This adage has proven true in the impasse between C.O. Williams Construction Limited and the truckers employed with the company on the new bypass road being constructed at Argyle.{{more}}

The truckers, who had halted work since Thursday, November 6, 2008, protesting that C.O. Williams Construction Limited owed some of them for up to six months work – a sum totaling between EC$4 and 5 million dollars, are now back on the job after receiving payment.

When Searchlight met with the truckers last week Thursday, they stated that they had lost all confidence in the local management and would not return to work until they met with the company’s Regional Manager, John Thompson, who is based in Barbados.

A meeting planned with Thompson for Thursday, November 13, 2008, never materialized, and after several calls to the C.O.Williams main office at Villa, they were told to return the following day at 11 a.m.

On Friday, November 14, the truckers returned to Argyle only to be stood up again. After several telephone calls by de facto leader of the truckers Gersham Thomas, the truckers were told to travel to the main office at Villa. That trip too, turned out to be in vain. “We all in haste came down to Villa just to be told that Mr. Thompson and Mr. (Douglas) Wilson (C.O. Williams local manager) are out at the airport,” said a disappointed and irate Thomas.

He stated vehemently: “This is gross disrespect! I am extremely disappointed and I feel betrayed, and I am sure all truckers are sharing the same sentiment that I am sharing right now because Mr. Thompson, I think, is a very credible man. In my opinion was, until now.”

Thomas added: “I really don’t understand. What is there for them to run and hide from? We are the truckers. If we have a problem why can’t they convene a meeting with us after telling us this is what they were going to do?”

With Thompson gone, Wilson returned to face the fire. He confirmed to the truckers that Mr. Thompson had indeed left the state for Barbados.

“It’s unfortunate. He spent most of the morning running around getting things sorted out to pay you today. Unfortunately, he had to get back to Barbados. He’s got company business to do there. That’s the truth of the matter. It’s not like if he has run away from you or anything like that or didn’t want to speak to you. He just had to get back,” said Wilson as he tried to calm the upset truckers.

On the spot, Wilson told SEARCHLIGHT that the company had experienced a delay in payments coming from overseas and the government had helped the company by sorting things out. He said things had returned to normal, the truckers had been paid for three months, and hopefully from now on everything should be alright barring unforeseen circumstances.

“Hopefully it won’t happen but you never know. Look at the current economic crisis in the world which has probably precipitated this problem, which we don’t know,” said Wilson.

He said if the truckers have any problems, C.O.Williams Construction Limited is quite prepared to sit down around a table and discuss it with them.

He, however, added: “If anybody is unhappy with the terms and conditions as they are at the moment, please feel free not to come back to work until you are happy with the situation.
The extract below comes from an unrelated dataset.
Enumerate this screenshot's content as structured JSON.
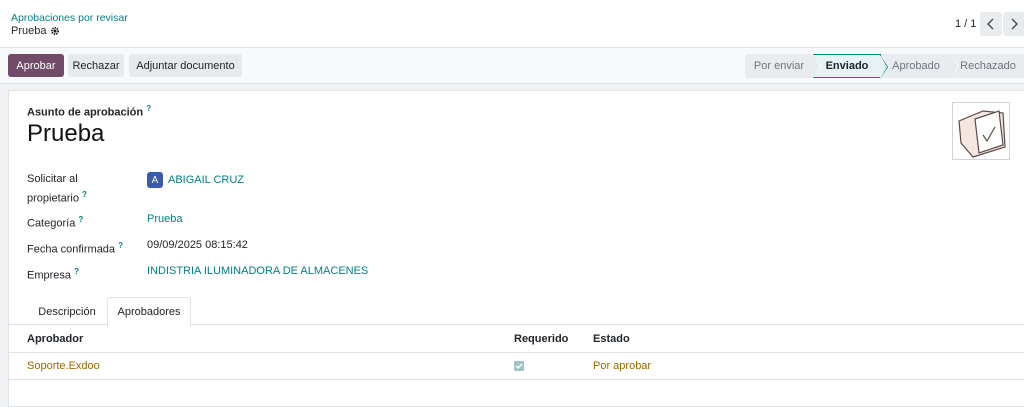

It is up to you,” said Wilson.

In a letter to the truckers dated November 14, and which accompanied their payments, Thompson informed the truckers that C.O. Williams will no longer be supplying diesel, tyres or any material in an advance of their monthly payments. He added: “Please note that the cost for the supply of diesel in July 08 has not been deducted from your account, but will be deducted from next month’s payment.”

The project is financed by the Caribbean Development Bank (CDB).